When you teach, you have the opportunity to explain concepts in a variety of ways to different people, in order to connect with them. It forces you to learn the concepts in a hyper-detailed way, so that you can explain it through multiple lenses. A single session of a class can include testers, developers, designers, product managers, scrum masters, project managers, or even executive leaders. These people have diverse perspectives, backgrounds, and levels, and they all connect to the material that I cover in different ways.
One huge benefit to me is is I get to learn from them. They share what they are struggling with, as they are implementing agile. They share what they tried that worked. They share what they tried that failed. When I learn, I grow. Growth is a must in an ever-changing world.
I use my decades of experience in leading organizational change to share examples of successful strategies. I also share my biggest mistakes and what I’ve learned from them. Knowing that mistakes are the path to success gives my students the confidence they need to be agents of change, themselves.
As a leader, we always have the pressure to scale. Scale our capacity. Scale our productivity. Scale our delivery. The best thing we can scale for the biggest impact is sharing our knowledge, gained through experience. That sharing of knowledge helps us create exponential scaling where 1 + 1 =3.
There is no better way to create a learning organization than by actively participating in teaching and learning. Learning organizations are the only ones that will survive in our complex and ever-changing world of technology and customers. The only way to stay ahead of the competition is by out-learning them. Just to be clear, when I say learning — I also mean applying that learning.
I would like to leave you with 3 things:

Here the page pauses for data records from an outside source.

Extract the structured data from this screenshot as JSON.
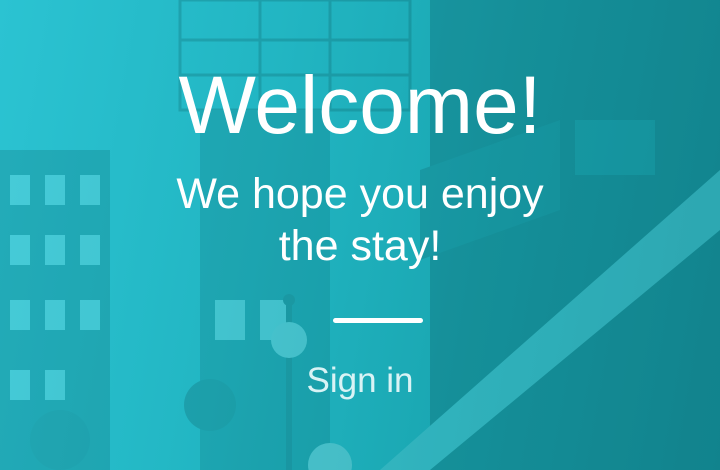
{
  "welcome": {
    "title": "Welcome!",
    "subtitle": "We hope you enjoy the stay!",
    "sign_in_label": "Sign in"
  },
  "colors": {
    "background": "#22b6c3",
    "text": "#ffffff",
    "divider": "#ffffff"
  }
}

- Look for opportunities to teach. To teach, you need to learn the subject in great detail, to be able to explain to multiple audiences. To teach well is the power of connecting with people.
- Spend time learning. Spend time learning from people all around you. Learn from the people you serve and support.
- Look for opportunities to learn something you have to absolutely struggle with. Struggling helps develop empathy for people you are serving as they grow. You can better connect with them if you know the frustration with struggling with something you do not understand.
Every keystroke is precious so I will end here.
Watch my video below.
Lead how you would like to be led.
Medium — https://medium.com/dave-dame